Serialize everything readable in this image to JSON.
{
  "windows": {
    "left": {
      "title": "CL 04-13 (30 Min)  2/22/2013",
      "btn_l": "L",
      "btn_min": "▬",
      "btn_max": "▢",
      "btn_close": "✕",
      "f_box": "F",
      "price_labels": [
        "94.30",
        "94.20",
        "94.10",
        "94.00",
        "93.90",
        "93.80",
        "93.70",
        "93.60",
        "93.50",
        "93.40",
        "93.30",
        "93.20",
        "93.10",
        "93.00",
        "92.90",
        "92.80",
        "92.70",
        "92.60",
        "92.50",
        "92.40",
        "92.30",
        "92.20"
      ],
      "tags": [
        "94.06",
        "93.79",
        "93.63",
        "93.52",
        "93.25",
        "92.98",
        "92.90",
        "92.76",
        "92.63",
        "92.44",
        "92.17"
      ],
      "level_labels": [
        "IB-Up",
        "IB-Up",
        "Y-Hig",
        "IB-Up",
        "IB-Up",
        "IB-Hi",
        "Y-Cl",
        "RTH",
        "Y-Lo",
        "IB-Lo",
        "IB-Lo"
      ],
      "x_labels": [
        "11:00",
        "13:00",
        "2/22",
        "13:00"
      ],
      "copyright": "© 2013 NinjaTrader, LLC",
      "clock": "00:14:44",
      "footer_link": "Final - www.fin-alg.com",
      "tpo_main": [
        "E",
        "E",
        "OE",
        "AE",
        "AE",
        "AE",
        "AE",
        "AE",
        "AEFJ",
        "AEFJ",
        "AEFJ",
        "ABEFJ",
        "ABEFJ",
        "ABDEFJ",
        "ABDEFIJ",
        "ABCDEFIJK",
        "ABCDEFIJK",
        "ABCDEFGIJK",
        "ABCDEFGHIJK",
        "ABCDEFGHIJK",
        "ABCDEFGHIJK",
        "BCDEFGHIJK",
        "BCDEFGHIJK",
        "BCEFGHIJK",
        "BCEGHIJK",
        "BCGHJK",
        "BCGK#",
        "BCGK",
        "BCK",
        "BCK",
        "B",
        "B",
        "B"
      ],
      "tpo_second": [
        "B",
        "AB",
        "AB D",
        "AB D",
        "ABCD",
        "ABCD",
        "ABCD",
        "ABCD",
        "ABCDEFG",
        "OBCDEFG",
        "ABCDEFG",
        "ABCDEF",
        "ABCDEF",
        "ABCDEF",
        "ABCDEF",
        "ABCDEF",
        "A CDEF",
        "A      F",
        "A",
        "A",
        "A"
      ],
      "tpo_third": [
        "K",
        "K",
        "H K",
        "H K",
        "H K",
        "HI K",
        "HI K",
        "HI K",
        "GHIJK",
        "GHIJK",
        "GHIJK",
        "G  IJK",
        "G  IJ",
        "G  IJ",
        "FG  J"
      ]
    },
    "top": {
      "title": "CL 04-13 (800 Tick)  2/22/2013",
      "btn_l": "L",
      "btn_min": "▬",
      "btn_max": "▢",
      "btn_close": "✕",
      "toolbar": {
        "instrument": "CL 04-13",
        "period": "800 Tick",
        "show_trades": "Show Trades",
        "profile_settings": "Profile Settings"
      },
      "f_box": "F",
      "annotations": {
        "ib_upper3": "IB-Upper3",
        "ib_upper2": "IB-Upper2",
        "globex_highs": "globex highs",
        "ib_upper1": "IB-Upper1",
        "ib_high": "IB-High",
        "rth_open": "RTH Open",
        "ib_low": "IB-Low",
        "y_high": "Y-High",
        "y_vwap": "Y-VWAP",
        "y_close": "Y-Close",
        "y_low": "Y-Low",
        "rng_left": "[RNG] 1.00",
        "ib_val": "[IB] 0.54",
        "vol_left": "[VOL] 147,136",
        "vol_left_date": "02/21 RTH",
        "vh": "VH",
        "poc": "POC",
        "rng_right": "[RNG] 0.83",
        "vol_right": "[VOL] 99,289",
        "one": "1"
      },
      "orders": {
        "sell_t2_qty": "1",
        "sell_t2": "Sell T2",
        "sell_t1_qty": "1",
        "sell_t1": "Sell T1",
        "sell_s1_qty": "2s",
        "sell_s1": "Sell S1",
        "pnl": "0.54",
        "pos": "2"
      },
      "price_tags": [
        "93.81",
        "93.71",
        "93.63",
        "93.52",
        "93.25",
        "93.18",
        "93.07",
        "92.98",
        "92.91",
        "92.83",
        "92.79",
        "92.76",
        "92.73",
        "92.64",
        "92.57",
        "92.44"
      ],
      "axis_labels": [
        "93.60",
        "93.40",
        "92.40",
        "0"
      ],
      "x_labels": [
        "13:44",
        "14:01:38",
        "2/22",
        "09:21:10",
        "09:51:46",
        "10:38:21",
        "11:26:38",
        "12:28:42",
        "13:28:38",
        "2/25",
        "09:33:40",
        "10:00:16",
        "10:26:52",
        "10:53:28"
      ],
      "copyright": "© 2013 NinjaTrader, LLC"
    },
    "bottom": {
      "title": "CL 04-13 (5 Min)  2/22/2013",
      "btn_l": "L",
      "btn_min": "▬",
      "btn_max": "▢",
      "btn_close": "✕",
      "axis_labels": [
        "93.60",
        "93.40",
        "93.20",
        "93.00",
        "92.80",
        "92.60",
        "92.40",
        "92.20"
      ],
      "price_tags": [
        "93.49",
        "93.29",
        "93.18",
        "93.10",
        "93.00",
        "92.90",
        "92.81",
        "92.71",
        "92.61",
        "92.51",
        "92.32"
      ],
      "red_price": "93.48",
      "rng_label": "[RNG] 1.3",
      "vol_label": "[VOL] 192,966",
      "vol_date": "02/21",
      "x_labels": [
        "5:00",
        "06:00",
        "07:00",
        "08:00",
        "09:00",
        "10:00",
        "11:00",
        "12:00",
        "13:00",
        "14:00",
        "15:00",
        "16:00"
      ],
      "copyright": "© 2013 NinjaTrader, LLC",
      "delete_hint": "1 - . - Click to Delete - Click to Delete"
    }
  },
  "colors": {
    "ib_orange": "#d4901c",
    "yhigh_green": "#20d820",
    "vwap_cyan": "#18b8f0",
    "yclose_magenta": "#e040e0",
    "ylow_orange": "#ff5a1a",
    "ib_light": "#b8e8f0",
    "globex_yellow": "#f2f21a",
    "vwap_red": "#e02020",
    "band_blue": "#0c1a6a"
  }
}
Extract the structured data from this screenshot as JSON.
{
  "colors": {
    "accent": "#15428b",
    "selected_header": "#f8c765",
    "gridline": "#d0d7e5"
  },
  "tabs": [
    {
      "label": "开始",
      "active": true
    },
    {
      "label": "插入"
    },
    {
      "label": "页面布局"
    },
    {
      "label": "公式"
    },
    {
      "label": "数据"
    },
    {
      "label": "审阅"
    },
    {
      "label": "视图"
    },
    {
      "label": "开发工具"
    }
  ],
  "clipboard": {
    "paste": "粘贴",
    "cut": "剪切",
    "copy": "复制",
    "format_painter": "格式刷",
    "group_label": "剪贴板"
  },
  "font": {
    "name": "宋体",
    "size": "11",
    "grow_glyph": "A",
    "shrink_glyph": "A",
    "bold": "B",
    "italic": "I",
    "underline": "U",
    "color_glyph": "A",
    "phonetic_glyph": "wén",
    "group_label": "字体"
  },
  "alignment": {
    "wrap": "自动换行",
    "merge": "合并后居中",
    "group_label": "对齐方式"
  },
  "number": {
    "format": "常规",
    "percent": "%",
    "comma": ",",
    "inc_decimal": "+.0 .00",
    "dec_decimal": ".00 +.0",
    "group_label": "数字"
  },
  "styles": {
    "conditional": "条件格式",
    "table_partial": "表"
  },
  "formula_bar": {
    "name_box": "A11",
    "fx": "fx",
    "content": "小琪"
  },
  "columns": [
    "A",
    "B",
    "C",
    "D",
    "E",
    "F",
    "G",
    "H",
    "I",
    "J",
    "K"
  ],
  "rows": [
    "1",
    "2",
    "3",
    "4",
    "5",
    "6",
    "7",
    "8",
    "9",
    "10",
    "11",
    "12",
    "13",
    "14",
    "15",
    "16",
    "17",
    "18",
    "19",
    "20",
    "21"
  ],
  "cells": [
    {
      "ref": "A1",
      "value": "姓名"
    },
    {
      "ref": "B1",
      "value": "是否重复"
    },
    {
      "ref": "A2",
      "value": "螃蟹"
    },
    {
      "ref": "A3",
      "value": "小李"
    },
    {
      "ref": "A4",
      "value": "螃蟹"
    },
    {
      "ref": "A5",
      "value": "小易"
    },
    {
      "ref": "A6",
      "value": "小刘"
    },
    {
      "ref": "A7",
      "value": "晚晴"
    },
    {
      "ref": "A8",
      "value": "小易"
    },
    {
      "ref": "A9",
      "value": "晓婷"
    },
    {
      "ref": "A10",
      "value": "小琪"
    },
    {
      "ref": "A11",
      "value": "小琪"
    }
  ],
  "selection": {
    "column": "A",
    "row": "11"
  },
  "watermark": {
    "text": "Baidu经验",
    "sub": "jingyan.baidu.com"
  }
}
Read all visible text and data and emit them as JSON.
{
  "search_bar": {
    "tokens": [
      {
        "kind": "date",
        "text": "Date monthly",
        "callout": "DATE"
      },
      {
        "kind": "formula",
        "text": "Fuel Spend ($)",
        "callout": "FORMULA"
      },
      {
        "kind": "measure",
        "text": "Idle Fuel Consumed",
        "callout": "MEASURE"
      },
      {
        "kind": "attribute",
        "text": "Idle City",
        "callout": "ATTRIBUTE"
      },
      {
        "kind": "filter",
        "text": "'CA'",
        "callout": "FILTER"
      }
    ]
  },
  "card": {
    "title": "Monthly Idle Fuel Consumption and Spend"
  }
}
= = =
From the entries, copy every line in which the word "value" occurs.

      "value": "姓名"
      "value": "是否重复"
      "value": "螃蟹"
      "value": "小李"
      "value": "螃蟹"
      "value": "小易"
      "value": "小刘"
      "value": "晚晴"
      "value": "小易"
      "value": "晓婷"
      "value": "小琪"
      "value": "小琪"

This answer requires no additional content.